Mr Poulton, who also adapted the Hilary Mantel novels for Wolf Hall (which I have to confess to enjoying a tad more), has made Tiro, Cicero’s real-life secretary, into an occasional narrator, who breaks the fourth wall to tell the audience who’s who, who’s done what, and how things are going to end. He also editorialises a bit, and has all the funniest jokes. I particularly enjoyed it when Tiro (played with aplomb and good humour by Joseph Kloska) remarks that “losing one Consul is unfortunate; losing two is …” and the audience finishes the Wildean quotation for themselves. But there is nothing careless about this production.
Most of the really evil characters echo Donald Trump. Catiline (Joe Dixon, made-up to look really scary), Cicero’s “aristocratic rival,” has a Trumpian sense of entitlement, his narcissism compounded by his ignorance. Pompey, the conquering general, has a ridiculous-looking Donald Trump wig, and makes the sinister but comic O-gesture of the Donald’s wee hands. In the second play Joe Dixon is Mark Antony, whose nasty populism is as dangerous as the Donald’s. Peter de Jersey is strangely handsome as Julius Caesar in both plays, and Cicero comes to recognise that sparing Caesar the garrotte – for his part in the Catiline conspiracy – was his worst mistake.
Perhaps, though, Cicero made an even greater mistake in believing Octavian really did mean to restore the republic. Oliver Johnstone plays Caesar’s adopted son as a pretty, bisexual, seemingly sincere 19-year-old, too young for treachery. The scene in which he reveals to Cicero that he has Trumpian delusions, and believes he is a god (son of the gorgeous Apollo, of course) is magnificent.
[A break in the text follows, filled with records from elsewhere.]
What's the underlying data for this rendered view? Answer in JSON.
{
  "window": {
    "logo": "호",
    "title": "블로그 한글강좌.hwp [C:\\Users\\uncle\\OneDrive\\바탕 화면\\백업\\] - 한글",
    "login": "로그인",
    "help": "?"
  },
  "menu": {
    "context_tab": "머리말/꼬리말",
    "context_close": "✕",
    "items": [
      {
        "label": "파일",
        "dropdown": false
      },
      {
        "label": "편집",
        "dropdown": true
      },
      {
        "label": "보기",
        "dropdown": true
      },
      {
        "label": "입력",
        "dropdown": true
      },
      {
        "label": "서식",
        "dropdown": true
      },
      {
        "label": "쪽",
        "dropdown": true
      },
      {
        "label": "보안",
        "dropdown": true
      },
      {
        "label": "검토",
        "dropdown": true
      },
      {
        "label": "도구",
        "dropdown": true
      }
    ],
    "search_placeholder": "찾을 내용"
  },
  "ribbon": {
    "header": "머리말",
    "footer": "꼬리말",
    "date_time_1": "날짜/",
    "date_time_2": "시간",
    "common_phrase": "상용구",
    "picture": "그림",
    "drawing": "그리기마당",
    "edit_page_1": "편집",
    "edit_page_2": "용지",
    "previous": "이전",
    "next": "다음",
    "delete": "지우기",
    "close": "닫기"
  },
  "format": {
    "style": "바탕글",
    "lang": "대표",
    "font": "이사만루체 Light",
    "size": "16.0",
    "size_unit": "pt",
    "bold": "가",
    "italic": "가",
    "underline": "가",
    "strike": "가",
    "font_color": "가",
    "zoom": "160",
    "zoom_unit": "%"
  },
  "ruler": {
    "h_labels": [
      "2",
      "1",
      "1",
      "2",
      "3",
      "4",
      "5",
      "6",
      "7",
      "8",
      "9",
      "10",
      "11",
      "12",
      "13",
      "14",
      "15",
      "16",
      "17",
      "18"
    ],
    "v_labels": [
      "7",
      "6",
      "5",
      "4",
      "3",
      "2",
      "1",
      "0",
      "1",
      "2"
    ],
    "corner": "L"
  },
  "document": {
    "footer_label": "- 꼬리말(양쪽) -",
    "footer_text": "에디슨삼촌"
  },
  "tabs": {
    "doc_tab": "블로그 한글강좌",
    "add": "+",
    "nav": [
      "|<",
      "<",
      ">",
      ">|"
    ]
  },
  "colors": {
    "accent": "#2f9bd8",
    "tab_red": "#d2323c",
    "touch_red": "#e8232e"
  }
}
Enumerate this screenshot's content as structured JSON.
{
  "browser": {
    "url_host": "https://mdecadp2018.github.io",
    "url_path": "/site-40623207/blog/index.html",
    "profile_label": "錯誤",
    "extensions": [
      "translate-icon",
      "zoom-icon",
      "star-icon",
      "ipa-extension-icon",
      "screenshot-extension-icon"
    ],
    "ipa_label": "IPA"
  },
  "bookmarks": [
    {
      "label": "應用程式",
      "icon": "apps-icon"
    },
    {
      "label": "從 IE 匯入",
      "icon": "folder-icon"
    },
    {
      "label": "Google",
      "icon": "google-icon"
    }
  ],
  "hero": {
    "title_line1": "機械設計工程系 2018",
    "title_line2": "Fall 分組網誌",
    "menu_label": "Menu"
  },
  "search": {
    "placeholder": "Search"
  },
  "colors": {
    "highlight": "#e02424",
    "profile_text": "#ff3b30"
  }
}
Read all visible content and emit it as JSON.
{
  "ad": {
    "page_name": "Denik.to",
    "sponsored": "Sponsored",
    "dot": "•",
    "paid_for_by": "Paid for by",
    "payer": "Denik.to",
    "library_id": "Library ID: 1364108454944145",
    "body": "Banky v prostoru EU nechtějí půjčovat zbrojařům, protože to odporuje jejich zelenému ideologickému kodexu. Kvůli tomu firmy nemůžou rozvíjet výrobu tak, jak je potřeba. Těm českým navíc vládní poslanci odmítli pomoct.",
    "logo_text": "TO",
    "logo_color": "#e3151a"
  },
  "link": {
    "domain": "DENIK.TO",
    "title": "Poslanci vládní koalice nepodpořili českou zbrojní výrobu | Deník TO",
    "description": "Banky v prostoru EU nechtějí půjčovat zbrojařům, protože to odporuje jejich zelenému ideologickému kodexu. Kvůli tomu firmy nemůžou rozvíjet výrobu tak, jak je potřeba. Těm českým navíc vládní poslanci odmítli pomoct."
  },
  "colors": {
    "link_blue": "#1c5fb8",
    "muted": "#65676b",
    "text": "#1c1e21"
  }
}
The actors are uniformly excellent in both plays, and the “creatives” superb. Designer Anthony Warner’s simple sets have a kind of splendour (enhanced by Mark Henderson’s lighting) and his Roman costumes include particularly comfortable-looking togas, peplums and sandals. The one battle scene is pleasingly balletic; and composer Paul Englishby’s live music is apt. The over-all noise level is a little high for such a small space. I’m glad I left my hearing aids at home.
Is there a warning for us in Imperium? Of course there is – though it’s not so much that we face the threat of the republic being overthrown, and a dictator running the show. Our problem is more the danger of the Leges Clodiae, when Cicero’s patrician protégé-turned-enemy, Clodius, got himself converted into a plebeian so that he could be elected Tribune of the Plebs, and passed laws allowing fascist mobs to flourish. Is there an analogy between the Clodians and the Brexiteers? I think probably, yes. But there is a definite and stronger link between the Roman mob and the festering, undereducated American electorate that put Trump in office, and allows him to continue in it.